Slow worms are a type of legless lizard that is commonly found in Europe and parts of Asia. They can be found in a variety of habitats, including both terrestrial and aquatic environments.
Slow worms are most commonly found in terrestrial habitats, such as grasslands, meadows, and woodlands. They prefer areas with plenty of vegetation for cover and food, as well as areas with plenty of sunlight for basking.
In these habitats, slow worms can be found hiding under rocks, logs, and other debris. They are also known to burrow into the soil to escape predators or extreme weather conditions.
While slow worms are primarily terrestrial animals, they are also capable of swimming and can be found in aquatic habitats such as ponds, streams, and wetlands. However, they are not strong swimmers and tend to avoid deep water.
In aquatic habitats, slow worms can be found basking on rocks and logs near the water’s edge. They may also hide in vegetation or burrow into the soil near the water’s edge for protection.
Overall, slow worms are adaptable creatures that can thrive in a variety of habitats. However, they are most commonly found in terrestrial environments, where they can take advantage of the abundant vegetation and cover.
Survival Techniques of Slow Worms
Slow worms are known for their unique survival techniques that enable them to thrive in their natural habitat.
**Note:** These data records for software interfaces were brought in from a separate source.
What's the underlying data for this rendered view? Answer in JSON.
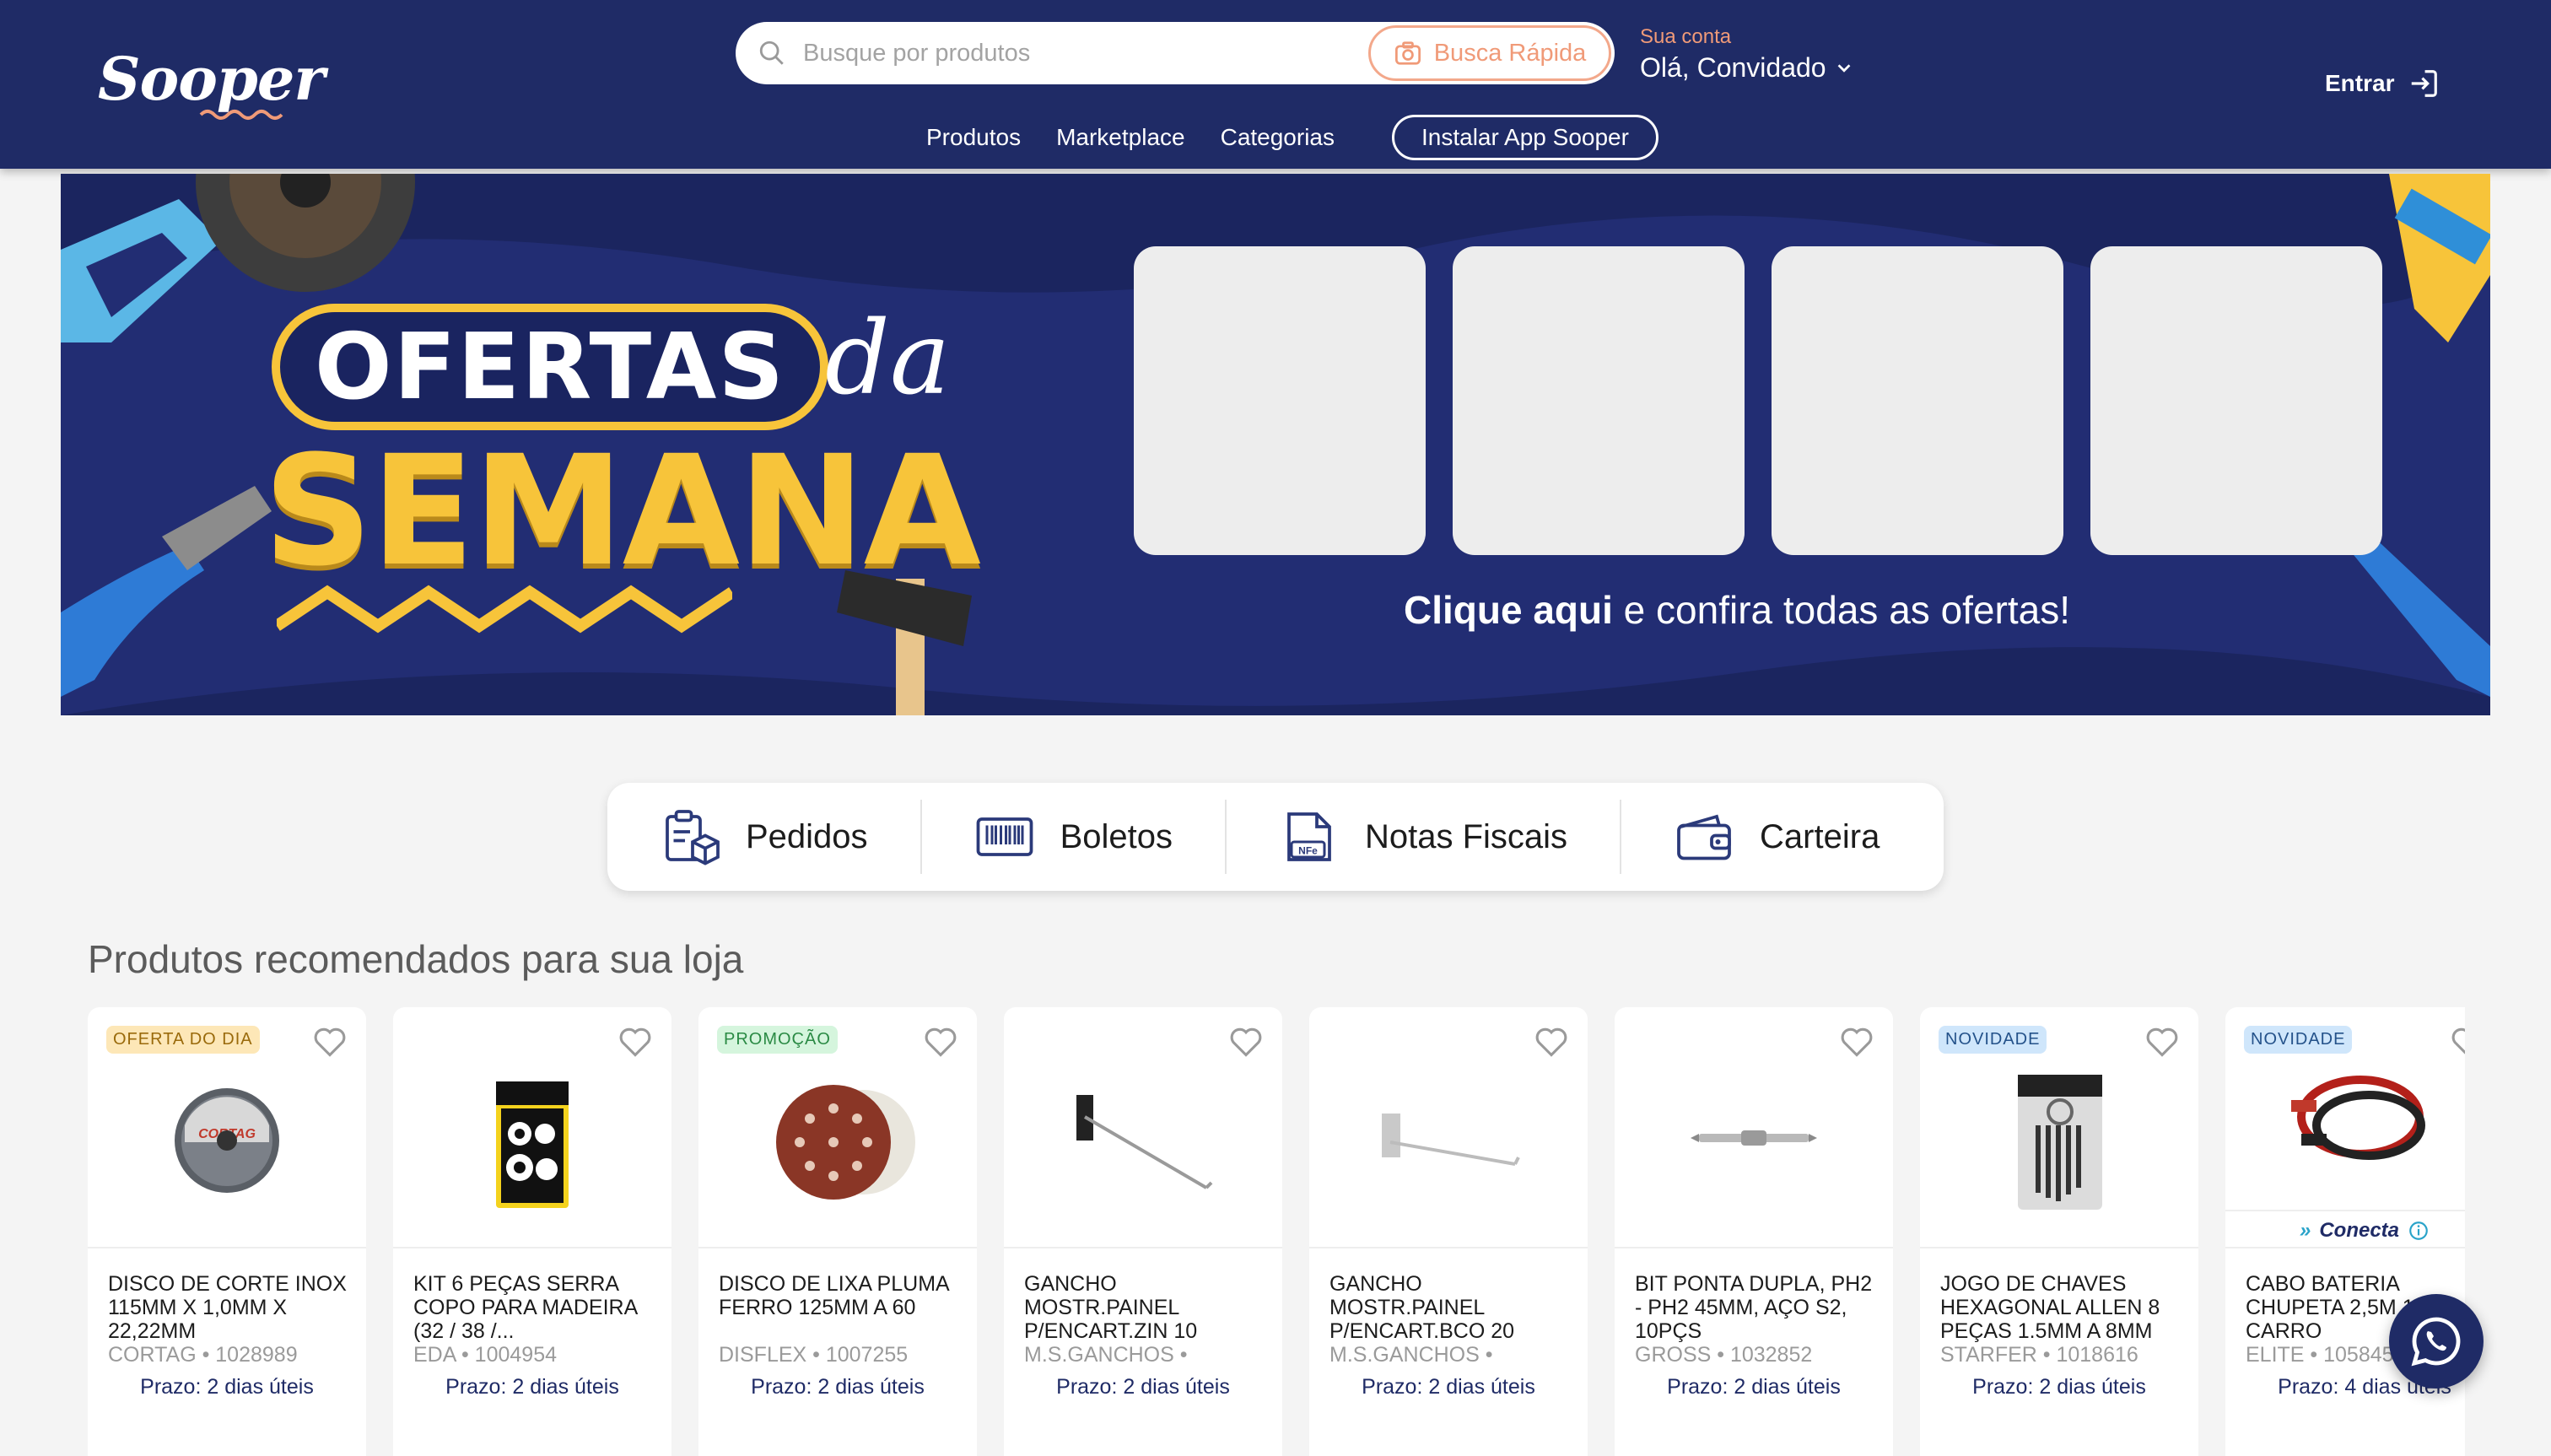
{
  "header": {
    "logo": "Sooper",
    "search_placeholder": "Busque por produtos",
    "quick_search_label": "Busca Rápida",
    "account_label": "Sua conta",
    "account_name": "Olá, Convidado",
    "login_label": "Entrar",
    "nav": [
      "Produtos",
      "Marketplace",
      "Categorias"
    ],
    "install_app_label": "Instalar App Sooper"
  },
  "banner": {
    "title_line1": "OFERTAS",
    "title_script": "da",
    "title_line2": "SEMANA",
    "cta_bold": "Clique aqui",
    "cta_rest": " e confira todas as ofertas!"
  },
  "actions": [
    {
      "label": "Pedidos",
      "icon": "orders-icon"
    },
    {
      "label": "Boletos",
      "icon": "barcode-icon"
    },
    {
      "label": "Notas Fiscais",
      "icon": "nfe-document-icon"
    },
    {
      "label": "Carteira",
      "icon": "wallet-icon"
    }
  ],
  "section_title": "Produtos recomendados para sua loja",
  "products": [
    {
      "badge": "OFERTA DO DIA",
      "badge_type": "oferta",
      "name": "DISCO DE CORTE INOX 115MM X 1,0MM X 22,22MM",
      "meta": "CORTAG • 1028989",
      "prazo": "Prazo: 2 dias úteis",
      "image": "cutting-disc"
    },
    {
      "badge": "",
      "badge_type": "",
      "name": "KIT 6 PEÇAS SERRA COPO PARA MADEIRA (32 / 38 /...",
      "meta": "EDA • 1004954",
      "prazo": "Prazo: 2 dias úteis",
      "image": "hole-saw-kit"
    },
    {
      "badge": "PROMOÇÃO",
      "badge_type": "promo",
      "name": "DISCO DE LIXA PLUMA FERRO 125MM A 60",
      "meta": "DISFLEX • 1007255",
      "prazo": "Prazo: 2 dias úteis",
      "image": "sanding-disc"
    },
    {
      "badge": "",
      "badge_type": "",
      "name": "GANCHO MOSTR.PAINEL P/ENCART.ZIN 10",
      "meta": "M.S.GANCHOS •",
      "prazo": "Prazo: 2 dias úteis",
      "image": "display-hook-black"
    },
    {
      "badge": "",
      "badge_type": "",
      "name": "GANCHO MOSTR.PAINEL P/ENCART.BCO 20",
      "meta": "M.S.GANCHOS •",
      "prazo": "Prazo: 2 dias úteis",
      "image": "display-hook-white"
    },
    {
      "badge": "",
      "badge_type": "",
      "name": "BIT PONTA DUPLA, PH2 - PH2 45MM, AÇO S2, 10PÇS",
      "meta": "GROSS • 1032852",
      "prazo": "Prazo: 2 dias úteis",
      "image": "screwdriver-bit"
    },
    {
      "badge": "NOVIDADE",
      "badge_type": "novidade",
      "name": "JOGO DE CHAVES HEXAGONAL ALLEN 8 PEÇAS 1.5MM A 8MM",
      "meta": "STARFER • 1018616",
      "prazo": "Prazo: 2 dias úteis",
      "image": "allen-key-set"
    },
    {
      "badge": "NOVIDADE",
      "badge_type": "novidade",
      "name": "CABO BATERIA CHUPETA 2,5M 1... CARRO",
      "meta": "ELITE • 105845...",
      "prazo": "Prazo: 4 dias úteis",
      "image": "jumper-cables",
      "conecta": "Conecta"
    }
  ],
  "colors": {
    "navy": "#1f2b66",
    "accent_orange": "#f09a78",
    "banner_yellow": "#f7c43a"
  }
}
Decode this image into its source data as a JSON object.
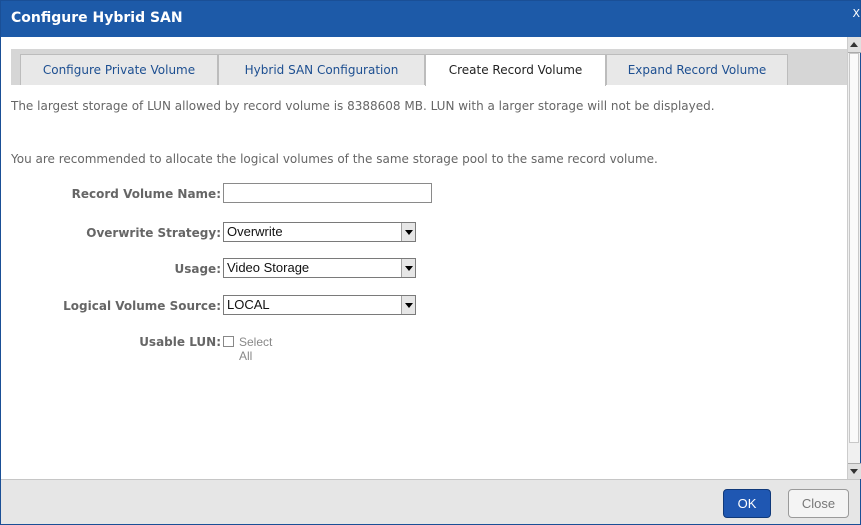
{
  "dialog": {
    "title": "Configure Hybrid SAN",
    "close_glyph": "X"
  },
  "tabs": [
    {
      "label": "Configure Private Volume",
      "active": false
    },
    {
      "label": "Hybrid SAN Configuration",
      "active": false
    },
    {
      "label": "Create Record Volume",
      "active": true
    },
    {
      "label": "Expand Record Volume",
      "active": false
    }
  ],
  "info": {
    "line1": "The largest storage of LUN allowed by record volume is 8388608 MB. LUN with a larger storage will not be displayed.",
    "line2": "You are recommended to allocate the logical volumes of the same storage pool to the same record volume."
  },
  "form": {
    "record_volume_name": {
      "label": "Record Volume Name:",
      "value": ""
    },
    "overwrite_strategy": {
      "label": "Overwrite Strategy:",
      "value": "Overwrite"
    },
    "usage": {
      "label": "Usage:",
      "value": "Video Storage"
    },
    "logical_volume_source": {
      "label": "Logical Volume Source:",
      "value": "LOCAL"
    },
    "usable_lun": {
      "label": "Usable LUN:",
      "checkbox_label": "Select All",
      "checked": false
    }
  },
  "footer": {
    "ok_label": "OK",
    "close_label": "Close"
  },
  "colors": {
    "title_bar": "#1d5aa8",
    "ok_button": "#1f57b2",
    "tab_text": "#1d4f91"
  }
}
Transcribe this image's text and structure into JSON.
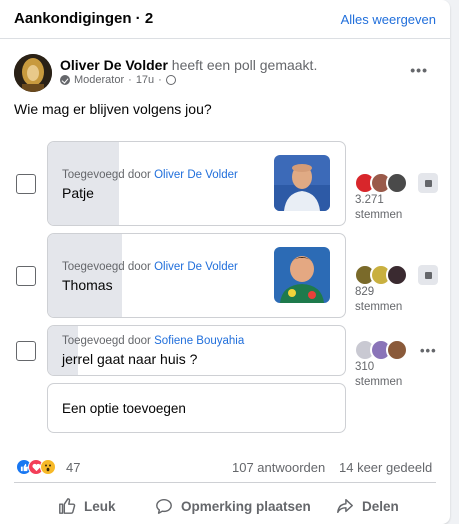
{
  "header": {
    "title": "Aankondigingen · 2",
    "see_all": "Alles weergeven"
  },
  "post": {
    "author": "Oliver De Volder",
    "action": "heeft een poll gemaakt.",
    "role": "Moderator",
    "time": "17u",
    "question": "Wie mag er blijven volgens jou?"
  },
  "poll": {
    "added_by_prefix": "Toegevoegd door",
    "votes_unit": "stemmen",
    "options": [
      {
        "name": "Patje",
        "added_by": "Oliver De Volder",
        "votes": "3.271",
        "share": 0.24
      },
      {
        "name": "Thomas",
        "added_by": "Oliver De Volder",
        "votes": "829",
        "share": 0.25
      },
      {
        "name": "jerrel gaat naar huis ?",
        "added_by": "Sofiene Bouyahia",
        "votes": "310",
        "share": 0.1
      }
    ],
    "add_option": "Een optie toevoegen"
  },
  "footer": {
    "reactions_count": "47",
    "answers": "107 antwoorden",
    "shares": "14 keer gedeeld",
    "like": "Leuk",
    "comment": "Opmerking plaatsen",
    "share": "Delen"
  },
  "colors": {
    "link": "#216fdb",
    "muted": "#65676b",
    "fill": "#e4e6eb",
    "like": "#1877f2",
    "love": "#f33e58",
    "wow": "#f7b928"
  }
}
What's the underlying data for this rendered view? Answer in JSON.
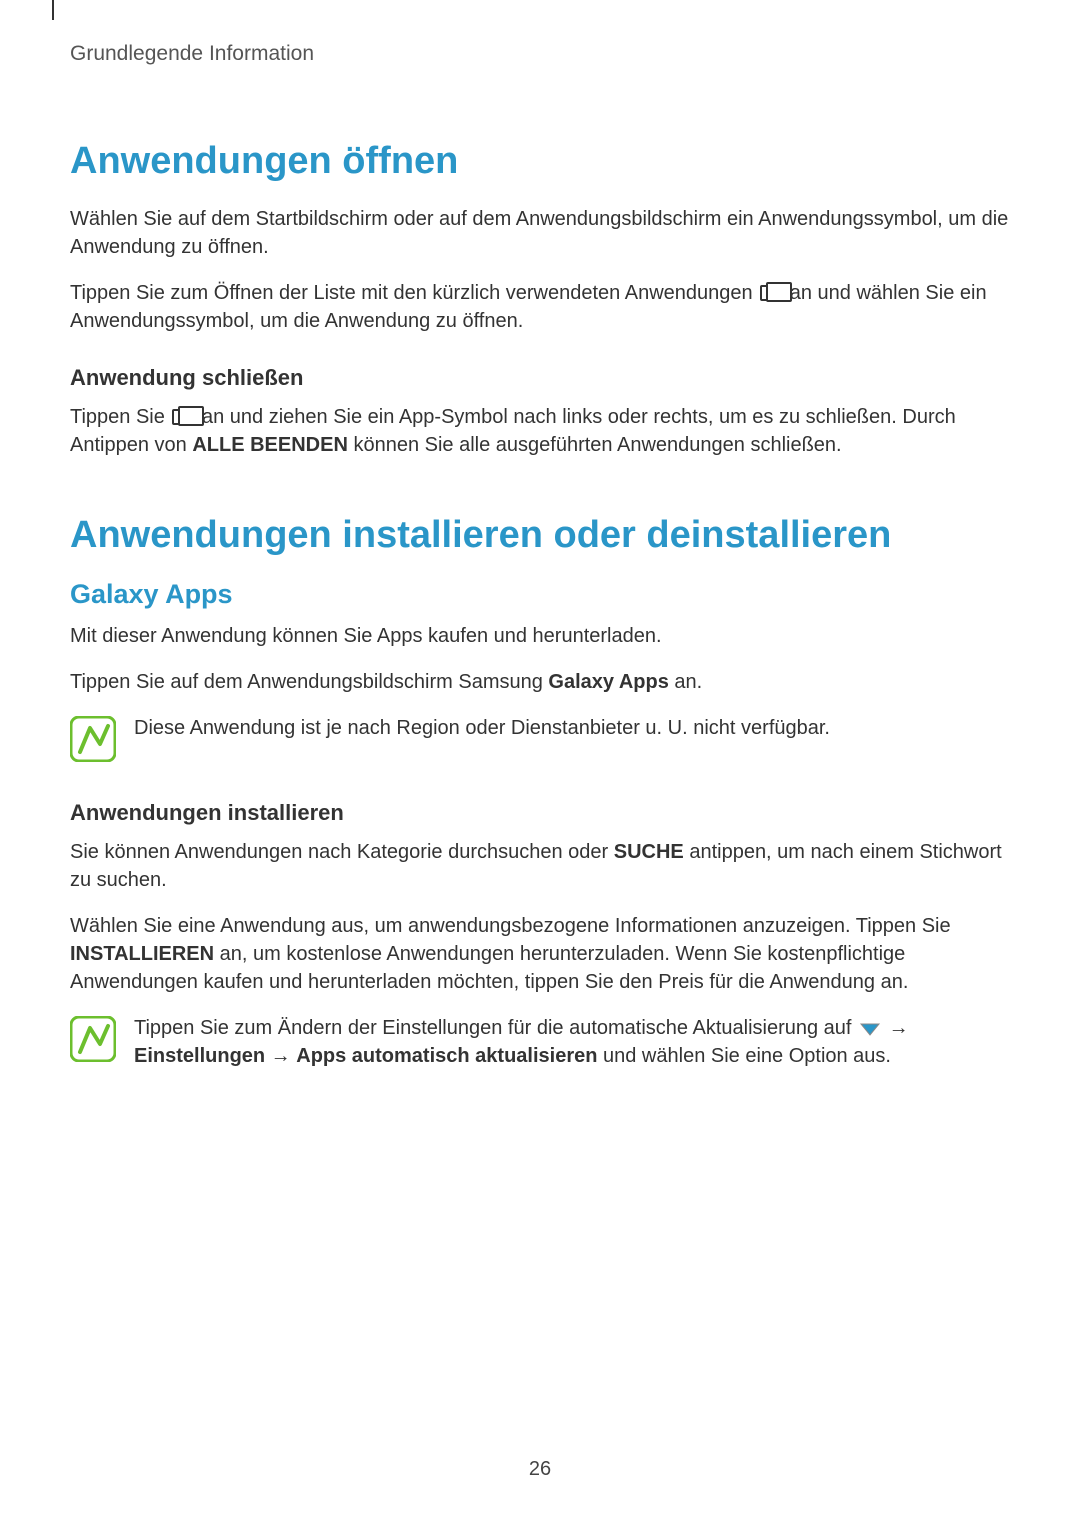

This section will discuss two of the most important techniques that slow worms use to survive: camouflage and hibernation.
Slow worms have a unique ability to blend into their surroundings, making them difficult to spot by predators. They have smooth, shiny skin that reflects light, making them appear like the surrounding vegetation.
Additionally, they have a brownish-grey color that blends in with the soil, rocks, and leaves on the ground.
During the winter months, slow worms hibernate to conserve energy and survive the harsh conditions of the season. They usually hibernate in burrows or other underground structures, where they can remain hidden and protected from predators.
Slow worms can lower their body temperature and metabolism during hibernation, which allows them to survive for several months without eating.
In conclusion, slow worms have unique survival techniques that enable them to thrive in their natural habitat.
Their ability to camouflage and hibernate is essential for their survival, and they have evolved these techniques over millions of years to adapt to their environment.
In conclusion, slow worms are not proficient swimmers. While they are able to move through water, they do not do so with ease or for extended periods of time.
Slow worms are primarily terrestrial creatures, spending most of their time on land and using their long, slender bodies to navigate through grass and undergrowth.
It is important to note, however, that slow worms are excellent burrowers and are able to survive in a variety of environments, including wetlands and areas with high levels of rainfall.
They are also able to regulate their body temperature by basking in the sun, which is critical for their survival in cooler climates.
Overall, slow worms are fascinating creatures that play an important role in their ecosystem. While they may not be strong swimmers, their unique adaptations and behaviors allow them to thrive in a variety of habitats.